Mothers find themselves in a dilemma as soon as the month of Ramadan arrives, whether they have trained their children in a bedtime routine, or those who have not been trained; the children's biological clock is usually set to go to bed after sunset, which is the time of breaking the fast, which constitutes a crisis, because the young child gets used to the presence of his mother before bedtime, or the desire of children over the age of 6 to participate with their father to perform Taraweeh prayers, and to follow programs directed to children.

For these reasons, you will need to make some adjustments to your children's sleep schedules, and the tasks required of them during the day, to enjoy a quiet month, without a day that lacks the spirituality of the holy month, or a lot of chaos.

  • If this is your first experience in setting a routine for your child's day, the first step is to understand his needs, such as: when to eat, when he needs to sleep, when to wake up, or do random things, and monitor him for a few days without interfering with any modifications, and write down those appointments.After a week of following your child, you will know his needs, which will help you plan easily, and enable you to determine your own routine according to his day if he is an infant, or start changing his food routine, activity, and sleep, if he is over 6 years old, by waking him up early 15 minutes every day than the previous one.
  • A month of Ramadan means for some mothers to stay up late, wake up with the noon ears, and have difficulty preparing breakfast amid the children's demands. The solution to this dilemma is to advance the nap period, or reintroduce it into the daily routine; some children give up sleep during the day with age, and babies sleep only about 15 minutes, which means a lot of fuss and obstacles in your way.In the new system, you wake up early to worship, so that your children wake up to play, complete homework, and electronic classes, provided that the time before the nap is full of activities, so that the older child sleeps for 45 minutes continuously, which will postpone his desire to sleep at night until after Children younger than 3 years old can take more than one nap during the day.
  • Parents usually get tired of fasting during the day and want some time to relax in the evening, but children do not understand this, for young children, Ramadan does not seem different except for the behavior of their parents, and to change that you can talk to them about the holy month, and they will feel excited and important, especially if you add some activities to their day such as decorating rooms, and paying attention to you and their father while you hold prayer on time, which has the greatest impact on the children's psyche.
  • You should not stop your older child's activity schedule, so that he does not lose the cognitive skills that you spent months teaching him, and because you need some special time to worship during the day, but you can change those activities in order to introduce him to the holy month in a way that does not require your presence with him.
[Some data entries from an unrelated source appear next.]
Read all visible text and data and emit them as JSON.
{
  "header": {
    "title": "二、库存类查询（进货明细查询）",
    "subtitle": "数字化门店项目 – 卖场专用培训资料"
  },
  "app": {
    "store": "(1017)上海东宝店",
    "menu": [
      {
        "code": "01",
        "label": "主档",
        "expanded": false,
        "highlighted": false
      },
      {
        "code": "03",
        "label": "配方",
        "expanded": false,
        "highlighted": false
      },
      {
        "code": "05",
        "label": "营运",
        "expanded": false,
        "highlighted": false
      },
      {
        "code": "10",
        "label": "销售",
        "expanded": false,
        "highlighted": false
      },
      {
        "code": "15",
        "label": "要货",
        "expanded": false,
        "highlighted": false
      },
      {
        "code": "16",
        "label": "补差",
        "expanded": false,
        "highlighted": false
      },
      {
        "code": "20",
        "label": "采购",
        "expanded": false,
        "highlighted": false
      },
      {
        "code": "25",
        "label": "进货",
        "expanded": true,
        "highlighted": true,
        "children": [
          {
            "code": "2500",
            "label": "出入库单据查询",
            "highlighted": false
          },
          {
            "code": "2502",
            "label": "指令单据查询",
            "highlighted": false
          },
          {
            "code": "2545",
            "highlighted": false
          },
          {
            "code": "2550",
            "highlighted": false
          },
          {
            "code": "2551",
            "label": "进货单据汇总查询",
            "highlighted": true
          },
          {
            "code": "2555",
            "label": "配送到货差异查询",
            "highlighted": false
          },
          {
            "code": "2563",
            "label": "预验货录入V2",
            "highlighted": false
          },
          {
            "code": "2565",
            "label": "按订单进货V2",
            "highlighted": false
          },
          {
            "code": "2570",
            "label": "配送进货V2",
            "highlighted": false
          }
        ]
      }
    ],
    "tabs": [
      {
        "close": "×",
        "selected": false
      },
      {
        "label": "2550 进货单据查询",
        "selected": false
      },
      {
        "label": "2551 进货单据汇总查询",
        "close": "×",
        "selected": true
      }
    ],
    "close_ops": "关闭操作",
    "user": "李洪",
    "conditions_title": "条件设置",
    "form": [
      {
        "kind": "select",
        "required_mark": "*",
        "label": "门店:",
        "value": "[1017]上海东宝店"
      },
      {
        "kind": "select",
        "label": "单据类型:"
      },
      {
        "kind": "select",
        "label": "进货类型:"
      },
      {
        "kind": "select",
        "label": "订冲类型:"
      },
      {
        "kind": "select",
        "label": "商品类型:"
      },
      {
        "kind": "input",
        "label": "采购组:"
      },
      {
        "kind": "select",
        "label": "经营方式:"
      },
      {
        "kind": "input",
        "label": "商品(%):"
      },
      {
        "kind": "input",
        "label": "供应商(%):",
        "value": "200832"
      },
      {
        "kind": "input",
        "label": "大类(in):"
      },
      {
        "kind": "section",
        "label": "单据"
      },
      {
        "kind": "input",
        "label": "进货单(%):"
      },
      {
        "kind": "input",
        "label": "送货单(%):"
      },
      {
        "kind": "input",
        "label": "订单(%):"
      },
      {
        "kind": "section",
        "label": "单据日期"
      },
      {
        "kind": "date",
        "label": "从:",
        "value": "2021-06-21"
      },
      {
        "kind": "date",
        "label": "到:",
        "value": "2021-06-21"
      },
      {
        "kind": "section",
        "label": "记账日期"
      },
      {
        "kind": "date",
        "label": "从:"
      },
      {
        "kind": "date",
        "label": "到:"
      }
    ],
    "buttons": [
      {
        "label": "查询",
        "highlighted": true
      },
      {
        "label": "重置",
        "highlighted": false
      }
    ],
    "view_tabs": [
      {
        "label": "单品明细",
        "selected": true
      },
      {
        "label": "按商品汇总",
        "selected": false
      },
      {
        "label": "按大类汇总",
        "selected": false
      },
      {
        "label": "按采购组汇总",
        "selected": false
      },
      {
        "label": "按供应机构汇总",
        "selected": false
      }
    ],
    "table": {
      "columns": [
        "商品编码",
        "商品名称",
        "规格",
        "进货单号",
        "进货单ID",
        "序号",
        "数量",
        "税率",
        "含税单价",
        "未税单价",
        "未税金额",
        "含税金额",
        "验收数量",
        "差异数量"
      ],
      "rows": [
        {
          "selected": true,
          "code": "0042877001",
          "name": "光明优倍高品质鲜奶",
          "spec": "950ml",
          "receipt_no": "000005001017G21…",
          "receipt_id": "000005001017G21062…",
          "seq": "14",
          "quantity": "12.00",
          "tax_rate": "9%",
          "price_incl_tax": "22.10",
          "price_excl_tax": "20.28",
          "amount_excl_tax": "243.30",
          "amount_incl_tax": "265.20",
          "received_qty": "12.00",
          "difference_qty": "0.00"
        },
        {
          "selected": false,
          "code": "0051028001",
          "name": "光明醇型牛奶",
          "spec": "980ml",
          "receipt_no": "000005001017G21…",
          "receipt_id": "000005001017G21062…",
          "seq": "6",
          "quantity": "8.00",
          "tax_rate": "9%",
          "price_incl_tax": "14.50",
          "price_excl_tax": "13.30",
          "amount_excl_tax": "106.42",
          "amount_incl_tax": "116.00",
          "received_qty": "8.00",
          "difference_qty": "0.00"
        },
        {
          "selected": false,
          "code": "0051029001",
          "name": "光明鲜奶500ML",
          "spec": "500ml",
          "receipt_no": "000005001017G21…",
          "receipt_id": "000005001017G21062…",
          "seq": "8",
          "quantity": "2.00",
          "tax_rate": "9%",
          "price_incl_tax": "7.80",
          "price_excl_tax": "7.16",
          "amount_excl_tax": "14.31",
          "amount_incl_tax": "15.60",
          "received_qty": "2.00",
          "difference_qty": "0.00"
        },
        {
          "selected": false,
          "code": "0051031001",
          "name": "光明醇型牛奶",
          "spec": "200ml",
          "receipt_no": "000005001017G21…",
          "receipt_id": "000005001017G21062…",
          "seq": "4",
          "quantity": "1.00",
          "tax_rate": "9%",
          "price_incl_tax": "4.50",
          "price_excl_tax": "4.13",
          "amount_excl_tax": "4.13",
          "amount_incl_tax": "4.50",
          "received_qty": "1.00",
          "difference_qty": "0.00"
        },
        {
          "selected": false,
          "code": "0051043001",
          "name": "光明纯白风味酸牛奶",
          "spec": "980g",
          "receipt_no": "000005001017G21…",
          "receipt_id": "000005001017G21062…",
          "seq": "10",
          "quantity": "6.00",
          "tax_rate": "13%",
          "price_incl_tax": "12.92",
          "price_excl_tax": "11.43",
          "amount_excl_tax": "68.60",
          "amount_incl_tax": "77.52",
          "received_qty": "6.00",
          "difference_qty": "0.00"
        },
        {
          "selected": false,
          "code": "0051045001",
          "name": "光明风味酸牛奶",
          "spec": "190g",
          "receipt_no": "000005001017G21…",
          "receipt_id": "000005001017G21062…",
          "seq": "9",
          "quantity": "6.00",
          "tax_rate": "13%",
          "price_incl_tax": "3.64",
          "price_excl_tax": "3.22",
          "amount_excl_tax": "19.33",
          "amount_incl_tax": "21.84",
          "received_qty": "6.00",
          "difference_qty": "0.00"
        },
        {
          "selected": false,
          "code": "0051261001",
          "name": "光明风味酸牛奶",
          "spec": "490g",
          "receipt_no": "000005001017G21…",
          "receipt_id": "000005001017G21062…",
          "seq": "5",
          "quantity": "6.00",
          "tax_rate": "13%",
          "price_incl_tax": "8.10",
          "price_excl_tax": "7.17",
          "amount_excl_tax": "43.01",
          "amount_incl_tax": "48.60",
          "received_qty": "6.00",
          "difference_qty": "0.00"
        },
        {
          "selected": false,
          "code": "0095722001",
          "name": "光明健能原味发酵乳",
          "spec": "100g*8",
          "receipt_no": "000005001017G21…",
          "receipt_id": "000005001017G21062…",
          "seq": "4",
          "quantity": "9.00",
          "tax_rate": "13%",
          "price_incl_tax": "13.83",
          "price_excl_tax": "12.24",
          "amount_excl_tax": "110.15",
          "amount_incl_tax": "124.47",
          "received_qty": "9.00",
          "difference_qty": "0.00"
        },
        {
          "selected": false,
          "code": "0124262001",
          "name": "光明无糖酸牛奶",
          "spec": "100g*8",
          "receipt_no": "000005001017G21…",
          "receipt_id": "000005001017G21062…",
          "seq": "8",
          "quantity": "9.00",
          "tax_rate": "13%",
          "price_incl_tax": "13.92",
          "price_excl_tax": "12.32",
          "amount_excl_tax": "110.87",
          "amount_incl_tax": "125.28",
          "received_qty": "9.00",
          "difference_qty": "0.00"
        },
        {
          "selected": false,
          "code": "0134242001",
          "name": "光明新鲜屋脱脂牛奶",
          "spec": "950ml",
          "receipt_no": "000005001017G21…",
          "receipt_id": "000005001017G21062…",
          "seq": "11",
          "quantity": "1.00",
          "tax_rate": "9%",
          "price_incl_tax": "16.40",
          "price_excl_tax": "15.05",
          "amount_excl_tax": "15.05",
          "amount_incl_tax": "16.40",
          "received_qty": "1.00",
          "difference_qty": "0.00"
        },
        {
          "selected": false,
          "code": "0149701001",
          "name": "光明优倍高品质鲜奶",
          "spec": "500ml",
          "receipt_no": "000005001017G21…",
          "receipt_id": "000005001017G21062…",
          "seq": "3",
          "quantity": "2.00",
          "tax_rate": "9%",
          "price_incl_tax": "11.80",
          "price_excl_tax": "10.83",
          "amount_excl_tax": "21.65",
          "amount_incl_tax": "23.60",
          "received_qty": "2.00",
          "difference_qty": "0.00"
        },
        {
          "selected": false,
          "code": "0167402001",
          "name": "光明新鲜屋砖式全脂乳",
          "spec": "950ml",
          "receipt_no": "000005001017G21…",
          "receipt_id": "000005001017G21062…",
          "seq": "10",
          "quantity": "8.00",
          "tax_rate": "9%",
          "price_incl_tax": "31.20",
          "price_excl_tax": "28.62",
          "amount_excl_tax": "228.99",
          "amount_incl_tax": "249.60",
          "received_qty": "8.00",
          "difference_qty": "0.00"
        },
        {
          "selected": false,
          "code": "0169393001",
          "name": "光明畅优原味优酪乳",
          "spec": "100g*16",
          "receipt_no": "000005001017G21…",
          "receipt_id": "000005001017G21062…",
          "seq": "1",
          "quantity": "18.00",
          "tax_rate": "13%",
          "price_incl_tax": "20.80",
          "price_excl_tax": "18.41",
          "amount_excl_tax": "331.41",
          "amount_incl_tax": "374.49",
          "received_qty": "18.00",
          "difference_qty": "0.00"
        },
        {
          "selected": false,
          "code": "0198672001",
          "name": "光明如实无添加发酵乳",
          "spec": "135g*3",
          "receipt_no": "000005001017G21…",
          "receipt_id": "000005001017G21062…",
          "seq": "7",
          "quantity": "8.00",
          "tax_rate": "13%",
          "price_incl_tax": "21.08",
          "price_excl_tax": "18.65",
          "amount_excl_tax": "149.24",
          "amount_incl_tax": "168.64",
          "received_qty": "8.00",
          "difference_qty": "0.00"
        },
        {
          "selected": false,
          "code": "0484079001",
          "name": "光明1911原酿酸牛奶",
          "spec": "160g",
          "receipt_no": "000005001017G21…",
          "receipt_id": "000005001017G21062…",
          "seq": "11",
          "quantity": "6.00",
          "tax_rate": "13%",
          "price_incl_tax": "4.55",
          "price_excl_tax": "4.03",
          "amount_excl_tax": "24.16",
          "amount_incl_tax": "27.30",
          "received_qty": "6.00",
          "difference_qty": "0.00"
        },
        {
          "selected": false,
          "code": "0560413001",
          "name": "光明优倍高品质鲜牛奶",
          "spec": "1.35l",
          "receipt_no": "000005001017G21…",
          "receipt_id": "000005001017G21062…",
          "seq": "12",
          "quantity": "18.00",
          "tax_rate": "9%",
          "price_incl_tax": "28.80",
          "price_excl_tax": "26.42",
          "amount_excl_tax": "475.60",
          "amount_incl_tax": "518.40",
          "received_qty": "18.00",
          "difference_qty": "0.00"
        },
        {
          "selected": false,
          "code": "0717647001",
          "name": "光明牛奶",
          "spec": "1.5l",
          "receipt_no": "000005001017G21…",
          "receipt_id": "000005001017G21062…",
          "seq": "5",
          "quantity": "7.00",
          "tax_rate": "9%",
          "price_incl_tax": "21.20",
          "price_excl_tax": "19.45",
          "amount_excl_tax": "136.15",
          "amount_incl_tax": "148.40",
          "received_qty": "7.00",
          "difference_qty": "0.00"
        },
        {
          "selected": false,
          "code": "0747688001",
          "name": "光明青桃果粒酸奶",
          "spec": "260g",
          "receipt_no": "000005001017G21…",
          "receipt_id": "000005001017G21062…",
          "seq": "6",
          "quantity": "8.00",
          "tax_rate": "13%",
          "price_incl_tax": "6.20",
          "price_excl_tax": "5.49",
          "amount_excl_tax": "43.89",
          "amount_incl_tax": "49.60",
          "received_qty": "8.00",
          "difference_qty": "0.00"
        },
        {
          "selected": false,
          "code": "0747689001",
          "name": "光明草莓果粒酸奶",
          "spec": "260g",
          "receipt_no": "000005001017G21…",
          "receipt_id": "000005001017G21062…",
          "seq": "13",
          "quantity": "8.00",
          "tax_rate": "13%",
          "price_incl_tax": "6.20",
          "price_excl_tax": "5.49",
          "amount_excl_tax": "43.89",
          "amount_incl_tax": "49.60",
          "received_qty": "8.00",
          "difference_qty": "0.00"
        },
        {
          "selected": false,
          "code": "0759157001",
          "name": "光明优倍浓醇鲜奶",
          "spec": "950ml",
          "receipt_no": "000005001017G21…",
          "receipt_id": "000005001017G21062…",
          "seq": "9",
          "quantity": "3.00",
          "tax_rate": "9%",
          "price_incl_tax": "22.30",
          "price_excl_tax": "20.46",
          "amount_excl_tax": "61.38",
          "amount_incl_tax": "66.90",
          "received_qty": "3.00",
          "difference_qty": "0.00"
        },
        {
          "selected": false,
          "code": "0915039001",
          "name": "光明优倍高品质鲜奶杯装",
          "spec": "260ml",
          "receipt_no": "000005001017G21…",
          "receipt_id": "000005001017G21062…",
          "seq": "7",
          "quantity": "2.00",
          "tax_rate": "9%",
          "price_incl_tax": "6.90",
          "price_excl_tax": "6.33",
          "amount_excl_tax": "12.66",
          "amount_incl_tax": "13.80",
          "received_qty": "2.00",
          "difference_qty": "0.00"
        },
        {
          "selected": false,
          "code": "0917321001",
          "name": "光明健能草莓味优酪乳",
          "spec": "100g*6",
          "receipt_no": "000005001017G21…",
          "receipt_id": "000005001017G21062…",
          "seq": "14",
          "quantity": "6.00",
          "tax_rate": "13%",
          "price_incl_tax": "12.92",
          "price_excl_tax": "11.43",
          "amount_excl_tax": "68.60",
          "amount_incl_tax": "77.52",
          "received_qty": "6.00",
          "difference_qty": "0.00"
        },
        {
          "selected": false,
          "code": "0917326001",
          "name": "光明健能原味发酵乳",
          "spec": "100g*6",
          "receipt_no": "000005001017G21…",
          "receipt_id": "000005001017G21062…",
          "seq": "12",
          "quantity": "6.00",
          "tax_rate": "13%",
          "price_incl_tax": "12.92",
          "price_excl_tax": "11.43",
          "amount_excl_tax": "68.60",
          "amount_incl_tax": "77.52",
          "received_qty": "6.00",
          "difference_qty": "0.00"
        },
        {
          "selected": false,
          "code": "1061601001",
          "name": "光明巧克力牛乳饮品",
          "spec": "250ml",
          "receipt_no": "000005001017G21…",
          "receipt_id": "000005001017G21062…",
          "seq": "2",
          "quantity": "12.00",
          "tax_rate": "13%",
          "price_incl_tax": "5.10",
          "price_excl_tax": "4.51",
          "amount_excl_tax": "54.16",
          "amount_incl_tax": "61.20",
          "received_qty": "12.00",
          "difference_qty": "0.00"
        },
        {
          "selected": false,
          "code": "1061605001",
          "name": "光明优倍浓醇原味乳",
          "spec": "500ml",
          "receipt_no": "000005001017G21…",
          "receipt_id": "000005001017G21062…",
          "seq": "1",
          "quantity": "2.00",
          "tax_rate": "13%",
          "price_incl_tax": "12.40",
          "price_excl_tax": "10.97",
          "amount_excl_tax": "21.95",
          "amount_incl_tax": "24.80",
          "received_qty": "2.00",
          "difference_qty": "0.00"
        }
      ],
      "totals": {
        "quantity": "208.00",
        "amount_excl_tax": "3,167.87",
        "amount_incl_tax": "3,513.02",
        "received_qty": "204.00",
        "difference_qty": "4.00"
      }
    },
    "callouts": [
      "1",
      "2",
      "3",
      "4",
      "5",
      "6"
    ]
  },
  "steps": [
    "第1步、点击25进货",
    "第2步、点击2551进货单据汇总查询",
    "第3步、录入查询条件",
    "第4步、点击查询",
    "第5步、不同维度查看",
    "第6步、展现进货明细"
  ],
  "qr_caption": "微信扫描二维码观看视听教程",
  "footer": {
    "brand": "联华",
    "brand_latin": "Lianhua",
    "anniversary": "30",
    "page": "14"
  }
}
You can start with activities that rely on copying, printing, coloring, and pasting, such as designing cardboard lanterns, drawing the five pillars of Islam, designing prayer times, or short Quranic surahs to perform at family gatherings, so that the child learns to respect your own time in practicing religious rites.

  • The difference in food schedules in the month of Ramadan adds a burden to you, because your child will not eat the same food that you will eat after fasting an entire day, but this does not mean that you will cook all day.The solution is to prepare a list of all the foods that your child can eat during the month of Ramadan, snacks, and easy recipes that do not need to be prepared, such as relying on low-calorie nuts, yogurt, and fruit as a snack before his nap, and feeding him part of the healthy dish, which you prepared at his nap time, and which is included in your breakfast, So you don't have to feed him at your iftar. Similarly, when feeding, you will gradually advance your feeding dates to suit Iftar and Suhoor dates.
  • If you train your child to wash dishes throughout the year, and you are afraid to retreat from that step, because breakfast time conflicts with the new routine you wish to establish, it is better to prioritize what is most important, instead of fighting every night about washing dishes, because he wants to pray with his father, or follow a series with you, his tasks can be postponed to the morning, and avoid complaining on the nights of the holy month.

Children can help you with some daily household tasks (Getty Images)

  • Make sure to postpone most of your child's physical and mental activities for the morning to ensure that he sleeps during the day, and avoid any activities that stimulate his mind after nine o'clock, while collecting electronic devices from his room, collecting pre-Ramadan toys, and calming the atmosphere at home, so that everyone is ready for bed, which is what you also need before Suhoor.
  • You can help your child to accept changes in his day, and if he resists the new routine, give him the opportunity to choose, and set rules for a new routine, children love to participate in the decision-making process, and it is difficult for them to refuse to follow the rules they have chosen. For younger children, you can pair the table with pictures to help them understand how the day is going, and that doesn't replace their need for support and reminders in a nice way, and thanking them for the effort and not the end result.